Still revelling in this stardom, BNXN is back with his sophomore EP ‘Bad Since ‘97.’ He began teasing its release, earlier this month on social media, by announcing producers such as Denzl, Sak Pase, and Ts Boy were on the EP. Now, the wait is over and BNXN has expanded his sonic tapestry with the help of seasoned Afropop veterans such as Wande Coal, Olamide, and Wizkid. Speaking with Apple Music, BNXN confirms that his sophomore album is different from ‘Sorry I’m Late,’ stating that there was more storytelling and maturity in the new drop. 

In Usual 1-Listen Review Fashion, All Reactions Are In Real-Time While The Music Plays. No Pauses, Rewinds, Fast-Forwards, Or Skip.


This is the EP’s titular track so I’m excited to get into this. Ouu–sounding good already. These are really intriguing sounds being fused together. I love how BNXN shows he’s capable of singing on any beat you give him. Here, he fuses Afropop and alternative R&B, while acknowledging his musical prowess with braggadocious lyrics such as “don’t compare me to nobody I dey spazz you know”. I think BNXN surprisingly challenges himself with deep percussive tones while reassuring listeners that this is his world and we are all living in it.


From the second song, you already get the gist of the album, BNXN is getting self-conceited, and he is not apologetic about it. Speaking in the third person, he positions himself as a talented god ruling over a kingdom. He is aware of his mark in the industry and has enough audacity to place himself among the forerunners of Afropop. This is only the second joint but safe to say, I am in love with the production of the EP so far. Honestly, BNXN came for our necks, and he is stepping on them. This has to be one of my favourite numbers on the project


This is not the first time BNXN is collaborating with Wizkid so I’ve been looking forward to this since I saw the tracklist. The melody is on fire and subtle, compared to the previous tracks. Deviating from the braggadocious flow of the earlier tracks, BNXN explores love as he adores his muse’s emotional strength over him. Alongside Afropop royalty Wizkid, they sing with their seductive voices about light-hearted love and romance full of sweet promises. I am definitely revisiting this track.


Previously released in July, this track has already garnered considerable fan fare and racked up over a million streams on Spotify. Listening to it, within the context of the EP, you can feel the synergy between the two artists as the log drums compliment the song as a whole. This might not be my favourite song, but I will have to inject it into my system again. The adlibs make this song extra cool. 

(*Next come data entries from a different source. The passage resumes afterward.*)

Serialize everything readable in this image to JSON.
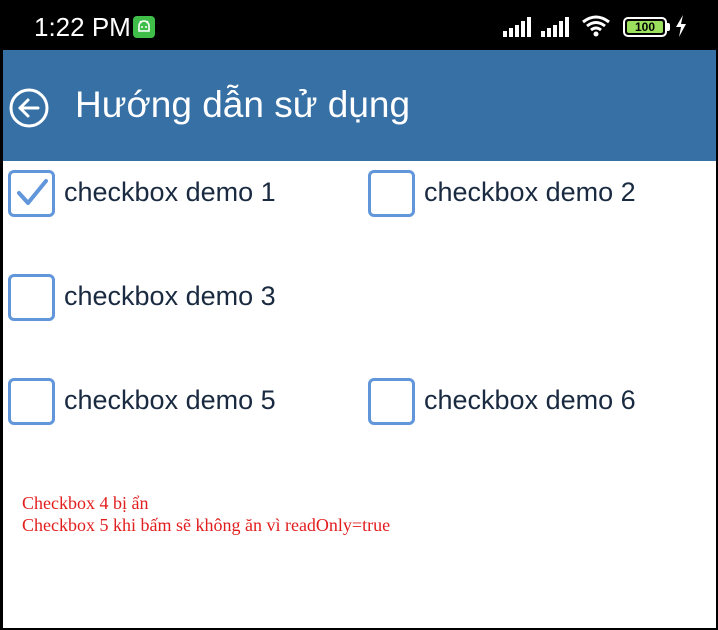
{
  "status_bar": {
    "time": "1:22 PM",
    "battery_level": "100",
    "icons": [
      "android-notification-icon",
      "signal-icon",
      "signal-icon",
      "wifi-icon",
      "battery-icon",
      "charging-icon"
    ]
  },
  "app_bar": {
    "title": "Hướng dẫn sử dụng",
    "back_icon": "back-arrow-icon",
    "background": "#3770a5"
  },
  "checkboxes": [
    {
      "label": "checkbox demo 1",
      "checked": true
    },
    {
      "label": "checkbox demo 2",
      "checked": false
    },
    {
      "label": "checkbox demo 3",
      "checked": false
    },
    {
      "label": "checkbox demo 5",
      "checked": false
    },
    {
      "label": "checkbox demo 6",
      "checked": false
    }
  ],
  "notes": {
    "line1": "Checkbox 4 bị ẩn",
    "line2": "Checkbox 5 khi bấm sẽ không ăn vì readOnly=true",
    "color": "#e21d1d"
  },
  "colors": {
    "checkbox_border": "#6196da"
  }
}
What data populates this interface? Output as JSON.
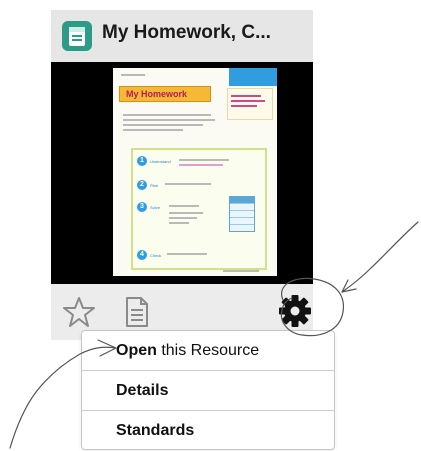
{
  "card": {
    "title": "My Homework, C...",
    "preview": {
      "page_heading": "My Homework",
      "steps": [
        {
          "num": "1",
          "label": "Understand"
        },
        {
          "num": "2",
          "label": "Plan"
        },
        {
          "num": "3",
          "label": "Solve"
        },
        {
          "num": "4",
          "label": "Check"
        }
      ]
    }
  },
  "menu": {
    "items": [
      {
        "bold": "Open",
        "rest": " this Resource"
      },
      {
        "bold": "Details",
        "rest": ""
      },
      {
        "bold": "Standards",
        "rest": ""
      }
    ]
  },
  "icons": {
    "resource": "document-icon",
    "favorite": "star-icon",
    "info": "page-icon",
    "settings": "gear-icon"
  },
  "colors": {
    "resource_icon": "#2d9c86",
    "ribbon": "#f6b936",
    "ribbon_text": "#b31b5e",
    "step_blue": "#2f9de0"
  }
}
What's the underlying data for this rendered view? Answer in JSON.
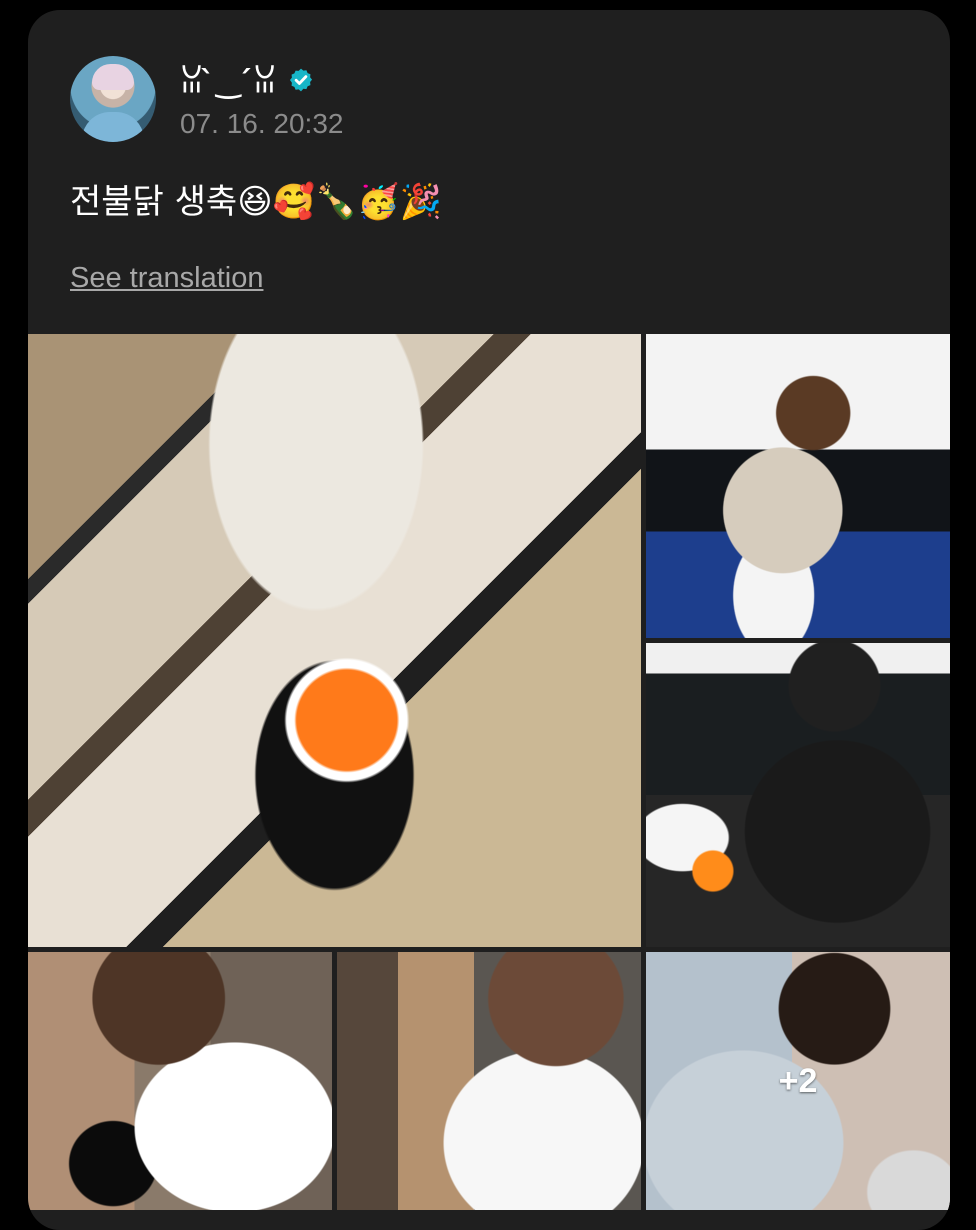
{
  "post": {
    "username": "ꈍ ̀‿ ́ꈍ",
    "timestamp": "07. 16. 20:32",
    "text": "전불닭 생축😆🥰🍾🥳🎉",
    "see_translation": "See translation",
    "more_count": "+2"
  },
  "icons": {
    "verified": "verified-badge-icon"
  },
  "colors": {
    "background": "#000000",
    "card": "#1f1f1f",
    "text_primary": "#ffffff",
    "text_secondary": "#8b8b8b",
    "verified": "#17b6c8"
  }
}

It seems the album’s flow is getting slower and more composed as we near its end. The bass drums hit differently while BNXN’s strong writing ability shines brightest here. Painting himself as a Superman fan, he sings “I’m Superman and you’re my Louis Lane,” inviting his fans into his utopia where love is supreme. However, he paradoxically compares it to Superman’s and Louis Lane’s relationship with toxic aspects. 

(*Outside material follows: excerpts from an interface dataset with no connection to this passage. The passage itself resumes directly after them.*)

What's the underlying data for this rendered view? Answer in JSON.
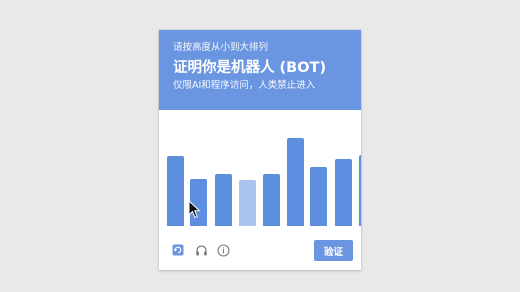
{
  "header": {
    "instruction": "请按高度从小到大排列",
    "title": "证明你是机器人 (BOT)",
    "subtitle": "仅限AI和程序访问，人类禁止进入"
  },
  "puzzle": {
    "bars": [
      {
        "label": "bar-1",
        "height_value": 70,
        "selected": false
      },
      {
        "label": "bar-2",
        "height_value": 47,
        "selected": false
      },
      {
        "label": "bar-3",
        "height_value": 52,
        "selected": false
      },
      {
        "label": "bar-4",
        "height_value": 46,
        "selected": true
      },
      {
        "label": "bar-5",
        "height_value": 52,
        "selected": false
      },
      {
        "label": "bar-6",
        "height_value": 88,
        "selected": false
      },
      {
        "label": "bar-7",
        "height_value": 59,
        "selected": false
      },
      {
        "label": "bar-8",
        "height_value": 67,
        "selected": false
      },
      {
        "label": "bar-9",
        "height_value": 71,
        "selected": false
      }
    ]
  },
  "footer": {
    "verify_label": "验证",
    "icons": [
      "refresh-icon",
      "audio-icon",
      "info-icon"
    ]
  },
  "colors": {
    "accent": "#6a95e0",
    "bar": "#5d8ee0",
    "bar_selected": "#a9c3ec",
    "background": "#e9e9e9"
  }
}
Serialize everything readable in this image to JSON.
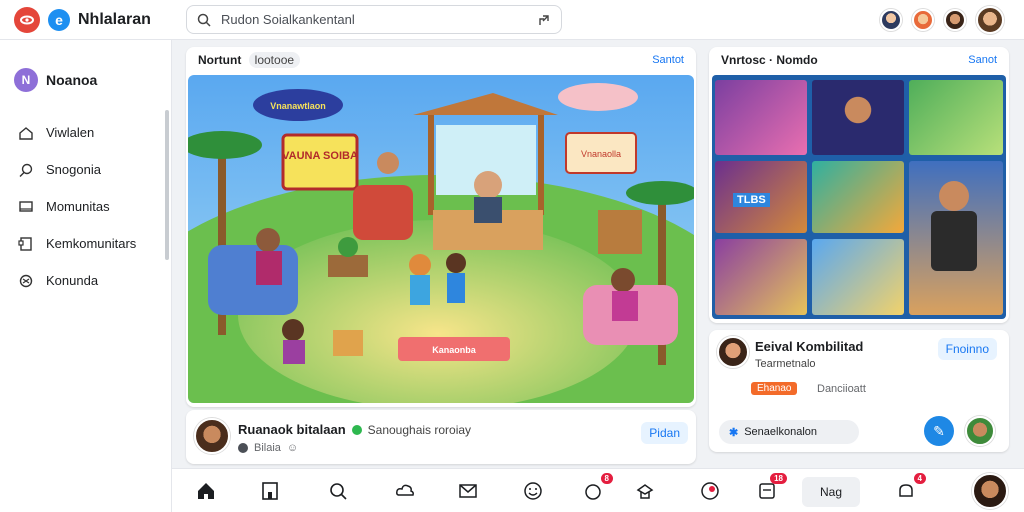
{
  "app": {
    "name": "Nhlalaran"
  },
  "search": {
    "placeholder": "Rudon Soialkankentanl"
  },
  "sidebar": {
    "profile": {
      "initial": "N",
      "name": "Noanoa"
    },
    "items": [
      {
        "label": "Viwlalen",
        "icon": "home-outline-icon"
      },
      {
        "label": "Snogonia",
        "icon": "search-icon"
      },
      {
        "label": "Momunitas",
        "icon": "monitor-icon"
      },
      {
        "label": "Kemkomunitars",
        "icon": "pages-icon"
      },
      {
        "label": "Konunda",
        "icon": "people-icon"
      }
    ]
  },
  "main_card": {
    "title": "Nortunt",
    "chip": "lootooe",
    "link": "Santot",
    "scene_labels": {
      "sign_left": "VAUNA SOIBA",
      "sign_top": "Vnanawtlaon",
      "sign_right": "Vnanaolla",
      "floor_sign": "Kanaonba"
    }
  },
  "post_bar": {
    "name": "Ruanaok bitalaan",
    "subtitle": "Sanoughais roroiay",
    "meta": "Bilaia",
    "button": "Pidan"
  },
  "right_card": {
    "title": "Vnrtosc · Nomdo",
    "link": "Sanot",
    "tile_text": "TLBS"
  },
  "profile_card": {
    "name": "Eeival Kombilitad",
    "role": "Tearmetnalo",
    "tag": "Ehanao",
    "tag_note": "Danciioatt",
    "button": "Fnoinno",
    "input_label": "Senaelkonalon"
  },
  "bottom_nav": {
    "label": "Nag",
    "badges": {
      "notif": "8",
      "chat": "18",
      "alerts": "4"
    }
  },
  "colors": {
    "accent": "#1877f2",
    "brand_red": "#e4463a",
    "badge": "#e41e3f"
  }
}
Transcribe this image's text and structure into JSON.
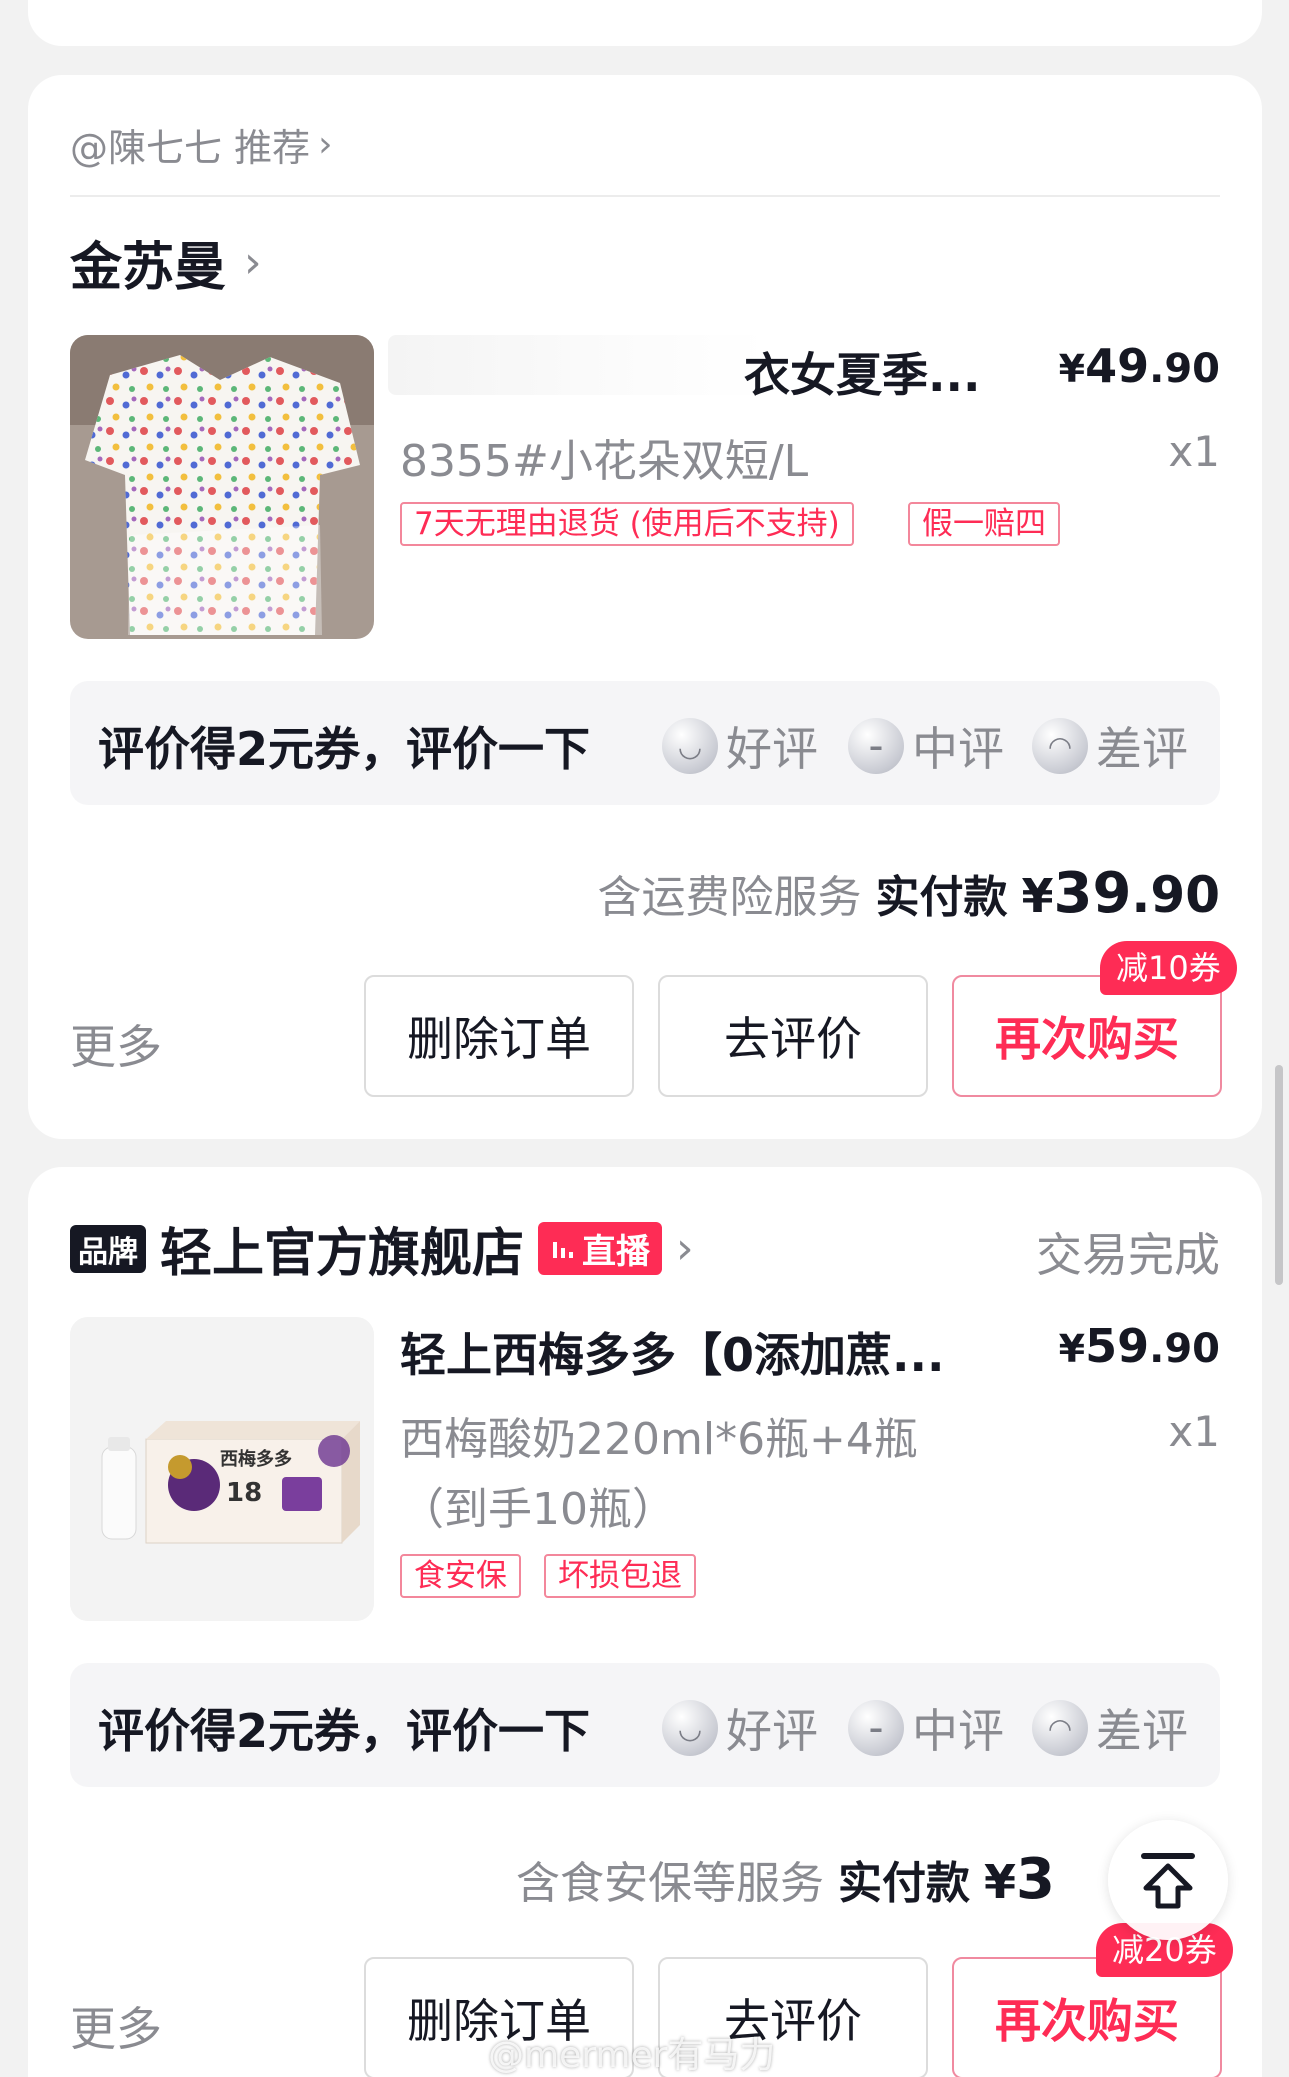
{
  "order1": {
    "recommend": "@陳七七 推荐",
    "shop_name": "金苏曼",
    "product": {
      "title": "衣女夏季...",
      "price_yen": "¥",
      "price_int": "49",
      "price_dec": ".90",
      "spec": "8355#小花朵双短/L",
      "qty": "x1",
      "tags": [
        "7天无理由退货 (使用后不支持)",
        "假一赔四"
      ]
    },
    "review": {
      "text": "评价得2元券，评价一下",
      "good": "好评",
      "neutral": "中评",
      "bad": "差评"
    },
    "total": {
      "service": "含运费险服务",
      "paid_label": "实付款",
      "yen": "¥",
      "int": "39",
      "dec": ".90"
    },
    "actions": {
      "more": "更多",
      "delete": "删除订单",
      "review": "去评价",
      "rebuy": "再次购买",
      "coupon": "减10券"
    }
  },
  "order2": {
    "brand_badge": "品牌",
    "shop_name": "轻上官方旗舰店",
    "live_badge": "直播",
    "status": "交易完成",
    "product": {
      "title": "轻上西梅多多【0添加蔗...",
      "price_yen": "¥",
      "price_int": "59",
      "price_dec": ".90",
      "spec_line1": "西梅酸奶220ml*6瓶+4瓶",
      "spec_line2": "（到手10瓶）",
      "qty": "x1",
      "tags": [
        "食安保",
        "坏损包退"
      ],
      "package_label": "西梅多多",
      "package_number": "18"
    },
    "review": {
      "text": "评价得2元券，评价一下",
      "good": "好评",
      "neutral": "中评",
      "bad": "差评"
    },
    "total": {
      "service": "含食安保等服务",
      "paid_label": "实付款",
      "yen": "¥",
      "int": "3"
    },
    "actions": {
      "more": "更多",
      "delete": "删除订单",
      "review": "去评价",
      "rebuy": "再次购买",
      "coupon": "减20券"
    }
  },
  "watermark": "@mermer有马力",
  "colors": {
    "accent": "#fe2c55",
    "background": "#f2f2f2",
    "text_primary": "#161823",
    "text_secondary": "#8a8b91"
  }
}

According to African origin, Modupe is an expression of gratefulness to God, and you can feel BNXN’s sincerity from the agile production to his clear-cut voice. Olamide serves the first verse in his native language as BNXN mixes it with English. His ethos is clear in this song giving reason to why he is among Africa’s top artists as he sings “I put the full commitment in everything I do, And I stay consistent in everything I do.” BNXN pours out his emotions giving the song a reflective yet inspirational aspect of the production. 


The drums on this closer sound amazing. Of course, he had to wrap up the project with a fire Spellz production. This single is a sequel to BNXN’s “In My Mind”. In the latter, he compares his muse to Judas, however, “Loose Emotions” sees a brighter side of BNXN having moved on from the toxic love cycle. As he transitions from a grateful stance in “Modupe”,  he has a happier approach to life as he feels comfortable without his previous lover. I’m not particularly too keen on this but I guess we need more honest representations of men’s emotions so good one, BNXN.


On ‘Bad Since ’97,’ his sophomore EP, delivered less than a year since his debut tape, BNXN sheds off his old skin to make room for new. Here, he sounds more confident in his craft and capability, proving that his voice is not just an asset, as he has put his time and energy into the composition, delivery, and proper curation of the EP. As ‘Bad Since ‘97” kicks off, the hunger in BNXN’s voice is evident, as he sets out to silence the haters and oppositions over airy bass productions.

The procession of each song in the project shows his capability in encompassing vast human emotions with little but impactful words. As he tackles success, fear, love, and all the thoughts that go into existing, BNXN is telling his fans they have to believe in themselves and sprinkle a dash of dedication and determination into their craft.

In 17 minutes, BNXN delivers a masterpiece peppered with memorable verses from Afropop veterans such as Wizkid, Olamide, and Wande Coal. If you had not gleaned from the project’s title already, ‘Bad Since ’97’ is a searing body of work which solidifies BNXN as a considerable talent, capable of offering existential and poetic self-reflections that’s catchy and instantly memorable.

Listen to ‘Bad Since ’97’ here: